We all know the saying that the minute you drive your cars off the showroom floor you can immediately knock 20% off the value
Well if you have ever bought a new or recent model car you will know that this is not true.
Sometimes it’s closer to 30%. The bottom line, most cars are not an investment or an asset.
An asset is something that brings money to you. A liability is something that takes money away from you. So I guess if you take the emotion of ownership away, a car is and should be treated as transport. That’s it. Just a tool to get to from A to B
There are however other factors involved such as pride of ownership, status, and the fact that you probably won’t get work if you don’t have reliable transport.
So, what is the best car?
Well in my view the best car is one that is paid off. Even then it is not an asset, because it depreciates every month, requires tons of fuel, insurance, tires and repairs. The very definition of a liability.
I did an exercise this week and just to prove a point.
I went to a dealership that sells new premium cars at a top facility, they also sell used cars at a separate location.
The used car in question is a 2010 BMW X6 exclusive pack with many extras. New this car is around R1 400 000 depending on extras and accessories. Make no mistake it is an awesome car, new or used.
The used car lot had this car listed at R389 000. It is a clean car, the price seems reasonable for the car and has an extensive extras list. No accidents, full-service history. But as it is a 2010 model, it has no service plan and you will not be able to get one even though it has the main dealerships full-service history and had no adverse comments on the system.
So, here is the major dilemma the used car guy insists the car has been reduced from R418 000 down to R389 000. This final price is not negotiable and there is only a 30-day dealer warranty, no service plan and after 30 days. It’s the new owner’s responsibility to cover repairs and maintenance. That’s normal and most people would agree to those terms
Here is the rub.
Well more of a complete rip-off. I then went to the main dealership and asked for the price of a new car. The salesperson was extremely professional and gave me all the info required to buy a new car for R1 115 000 and there were a ton of finance options and dealer assist buy back options. So far, all good. There are some very creative finance options when you start talking this type of money for a new car.
However “my” BMW X6 as described above from the used car division, which is selling for R389 000, with no motor plan. but filled with extras, would be used as a trade in, now this is where the true value of the car becomes apparent. Despite the new sales representative consulting with external dealers who provide a trade in “cover price”. The new dealership would not even trade in their own brand and when pushed for a price as a trade in, the maximum price I could trade “my” X6 in was R200 000
So what did I learn?
I can go and purchase a car for R389 000 (or have my actual existing car of similar value, model etc.) drive it down the road to the main new cars dealership and take an immediate R189 000 punch in the face.

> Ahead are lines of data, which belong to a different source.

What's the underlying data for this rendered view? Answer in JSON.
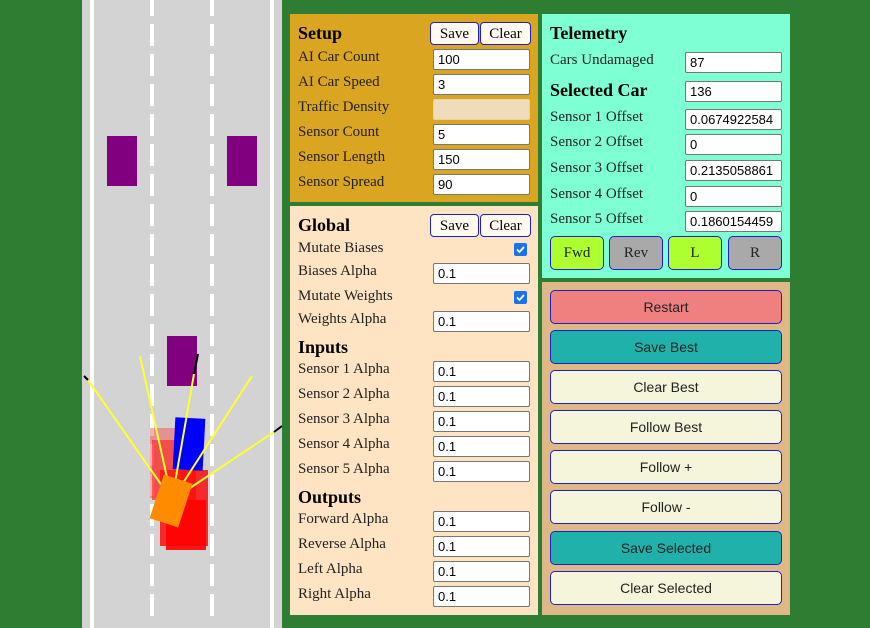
{
  "colors": {
    "background": "#2e7d32",
    "road": "#d3d3d3",
    "setup_panel": "#daa520",
    "global_panel": "#ffe4c4",
    "telemetry_panel": "#7fffd4",
    "actions_panel": "#deb887",
    "restart": "#f08080",
    "teal_button": "#20b2aa",
    "light_button": "#f5f5dc",
    "active_button": "#adff2f",
    "inactive_button": "#a9a9a9"
  },
  "setup": {
    "title": "Setup",
    "save_label": "Save",
    "clear_label": "Clear",
    "fields": [
      {
        "label": "AI Car Count",
        "value": "100"
      },
      {
        "label": "AI Car Speed",
        "value": "3"
      },
      {
        "label": "Traffic Density",
        "value": ""
      },
      {
        "label": "Sensor Count",
        "value": "5"
      },
      {
        "label": "Sensor Length",
        "value": "150"
      },
      {
        "label": "Sensor Spread",
        "value": "90"
      }
    ]
  },
  "global": {
    "title": "Global",
    "save_label": "Save",
    "clear_label": "Clear",
    "mutate_biases_label": "Mutate Biases",
    "biases_alpha_label": "Biases Alpha",
    "biases_alpha_value": "0.1",
    "mutate_weights_label": "Mutate Weights",
    "weights_alpha_label": "Weights Alpha",
    "weights_alpha_value": "0.1",
    "inputs_title": "Inputs",
    "inputs": [
      {
        "label": "Sensor 1 Alpha",
        "value": "0.1"
      },
      {
        "label": "Sensor 2 Alpha",
        "value": "0.1"
      },
      {
        "label": "Sensor 3 Alpha",
        "value": "0.1"
      },
      {
        "label": "Sensor 4 Alpha",
        "value": "0.1"
      },
      {
        "label": "Sensor 5 Alpha",
        "value": "0.1"
      }
    ],
    "outputs_title": "Outputs",
    "outputs": [
      {
        "label": "Forward Alpha",
        "value": "0.1"
      },
      {
        "label": "Reverse Alpha",
        "value": "0.1"
      },
      {
        "label": "Left Alpha",
        "value": "0.1"
      },
      {
        "label": "Right Alpha",
        "value": "0.1"
      }
    ]
  },
  "telemetry": {
    "title": "Telemetry",
    "cars_undamaged_label": "Cars Undamaged",
    "cars_undamaged_value": "87",
    "selected_car_label": "Selected Car",
    "selected_car_value": "136",
    "offsets": [
      {
        "label": "Sensor 1 Offset",
        "value": "0.0674922584"
      },
      {
        "label": "Sensor 2 Offset",
        "value": "0"
      },
      {
        "label": "Sensor 3 Offset",
        "value": "0.2135058861"
      },
      {
        "label": "Sensor 4 Offset",
        "value": "0"
      },
      {
        "label": "Sensor 5 Offset",
        "value": "0.1860154459"
      }
    ],
    "controls": [
      "Fwd",
      "Rev",
      "L",
      "R"
    ]
  },
  "actions": {
    "buttons": [
      "Restart",
      "Save Best",
      "Clear Best",
      "Follow Best",
      "Follow +",
      "Follow -",
      "Save Selected",
      "Clear Selected"
    ]
  }
}
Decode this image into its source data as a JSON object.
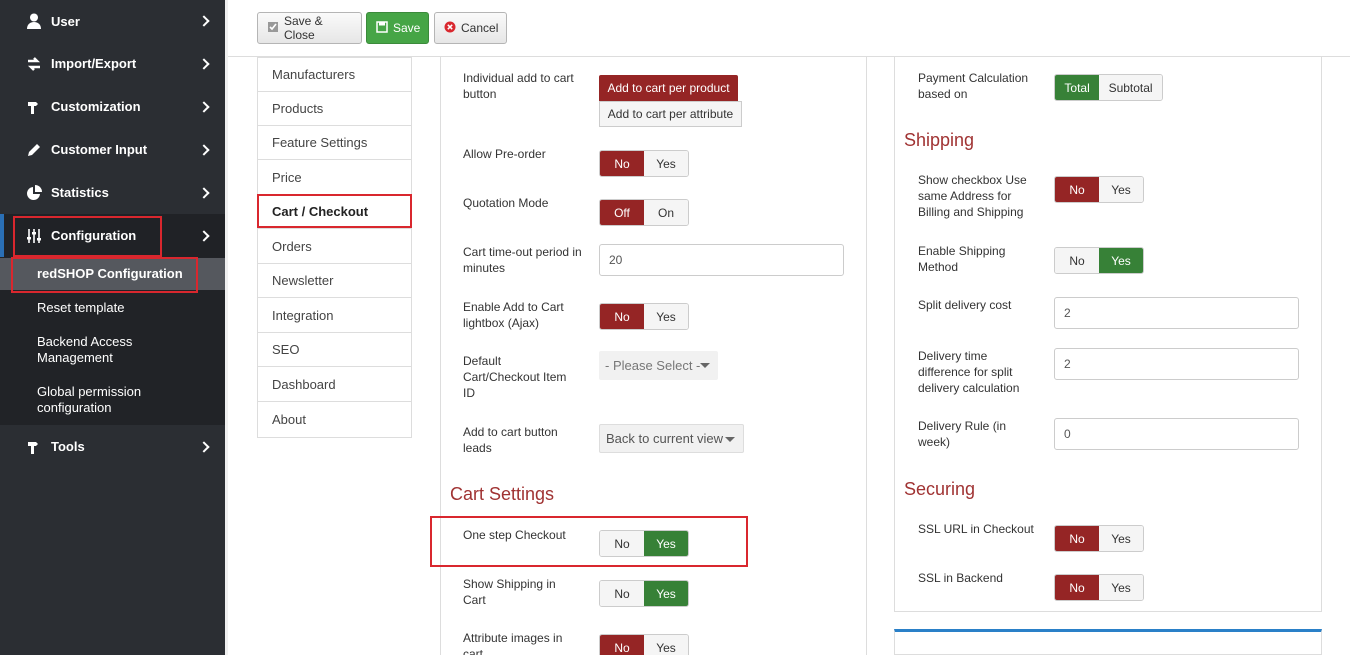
{
  "sidebar": {
    "items": [
      {
        "label": "User",
        "icon": "user-icon"
      },
      {
        "label": "Import/Export",
        "icon": "import-export-icon"
      },
      {
        "label": "Customization",
        "icon": "hammer-icon"
      },
      {
        "label": "Customer Input",
        "icon": "pencil-icon"
      },
      {
        "label": "Statistics",
        "icon": "pie-chart-icon"
      },
      {
        "label": "Configuration",
        "icon": "sliders-icon"
      },
      {
        "label": "Tools",
        "icon": "hammer-icon"
      }
    ],
    "sub_items": [
      "redSHOP Configuration",
      "Reset template",
      "Backend Access Management",
      "Global permission configuration"
    ]
  },
  "toolbar": {
    "save_close": "Save & Close",
    "save": "Save",
    "cancel": "Cancel"
  },
  "tabs": [
    "Manufacturers",
    "Products",
    "Feature Settings",
    "Price",
    "Cart / Checkout",
    "Orders",
    "Newsletter",
    "Integration",
    "SEO",
    "Dashboard",
    "About"
  ],
  "left": {
    "individual_add": {
      "label": "Individual add to cart button",
      "opt1": "Add to cart per product",
      "opt2": "Add to cart per attribute"
    },
    "preorder": {
      "label": "Allow Pre-order",
      "no": "No",
      "yes": "Yes"
    },
    "quotation": {
      "label": "Quotation Mode",
      "off": "Off",
      "on": "On"
    },
    "timeout": {
      "label": "Cart time-out period in minutes",
      "value": "20"
    },
    "lightbox": {
      "label": "Enable Add to Cart lightbox (Ajax)",
      "no": "No",
      "yes": "Yes"
    },
    "default_item": {
      "label": "Default Cart/Checkout Item ID",
      "value": "- Please Select -"
    },
    "button_leads": {
      "label": "Add to cart button leads",
      "value": "Back to current view"
    },
    "cart_settings": "Cart Settings",
    "one_step": {
      "label": "One step Checkout",
      "no": "No",
      "yes": "Yes"
    },
    "show_shipping": {
      "label": "Show Shipping in Cart",
      "no": "No",
      "yes": "Yes"
    },
    "attr_images": {
      "label": "Attribute images in cart",
      "no": "No",
      "yes": "Yes"
    }
  },
  "right": {
    "payment_calc": {
      "label": "Payment Calculation based on",
      "total": "Total",
      "subtotal": "Subtotal"
    },
    "shipping": "Shipping",
    "same_address": {
      "label": "Show checkbox Use same Address for Billing and Shipping",
      "no": "No",
      "yes": "Yes"
    },
    "enable_shipping": {
      "label": "Enable Shipping Method",
      "no": "No",
      "yes": "Yes"
    },
    "split_cost": {
      "label": "Split delivery cost",
      "value": "2"
    },
    "delivery_diff": {
      "label": "Delivery time difference for split delivery calculation",
      "value": "2"
    },
    "delivery_rule": {
      "label": "Delivery Rule (in week)",
      "value": "0"
    },
    "securing": "Securing",
    "ssl_checkout": {
      "label": "SSL URL in Checkout",
      "no": "No",
      "yes": "Yes"
    },
    "ssl_backend": {
      "label": "SSL in Backend",
      "no": "No",
      "yes": "Yes"
    }
  },
  "colors": {
    "sidebar_bg": "#2b2e33",
    "red": "#952525",
    "green": "#378137",
    "highlight": "#d9272e"
  }
}
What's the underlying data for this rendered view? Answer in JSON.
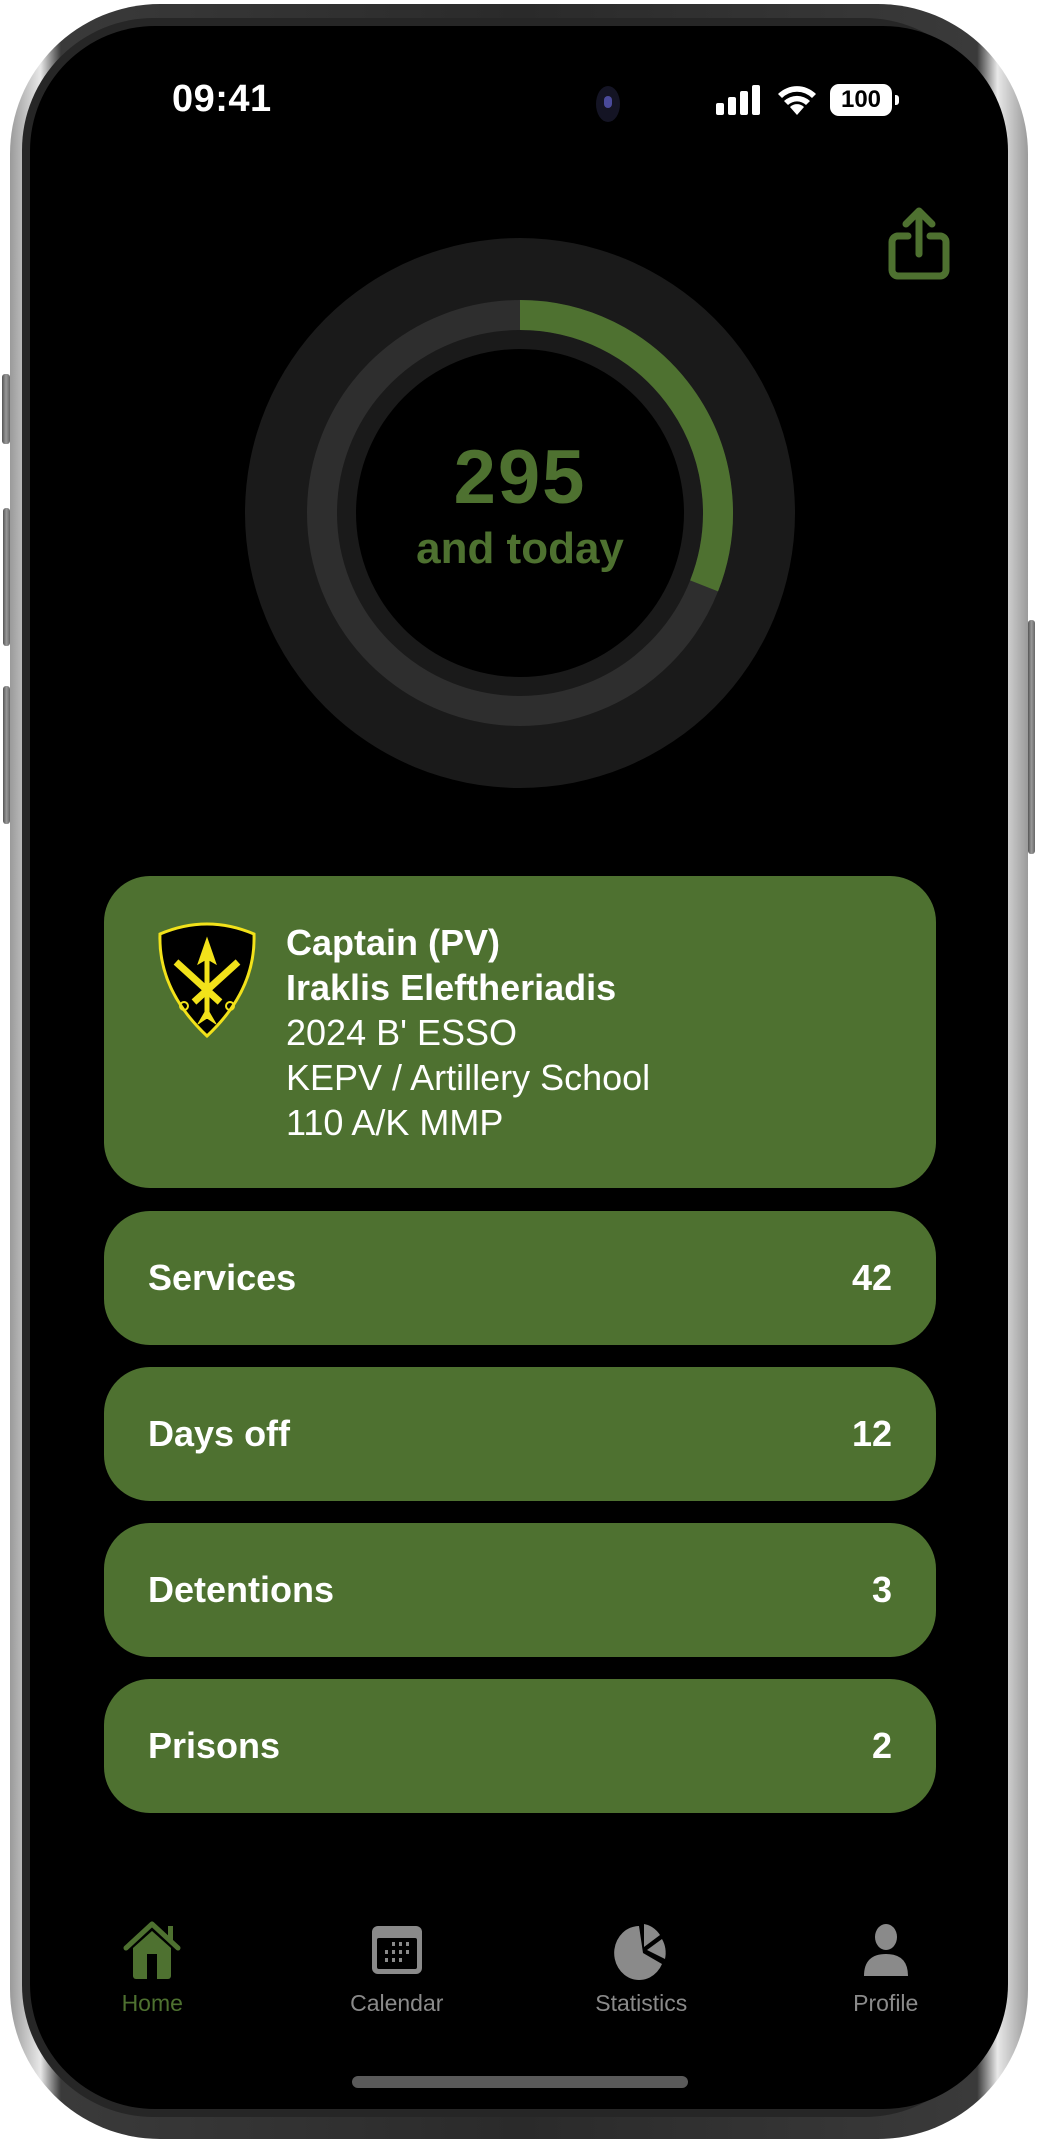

A 30% reduction is starting to sound like a good deal considering that this example is closer to 50%.
If you can take the emotion and status factor out of the equation and apply some logic and treat your car as transport, then maybe you won’t lose as much. Let the buyer beware! Do your homework, shop around and get the trade in price to understand the financial difference between what you will pay and the true trade in value of your car will be in the future. Remember to do a total cost calculation of ownership.
A second class ride is better than a first class walk . Buy wisely, within your budget and make smart money choices!
Remember to set up your personal budget!
This article was adapted for Smart Money and was taken from: www.money101.co.za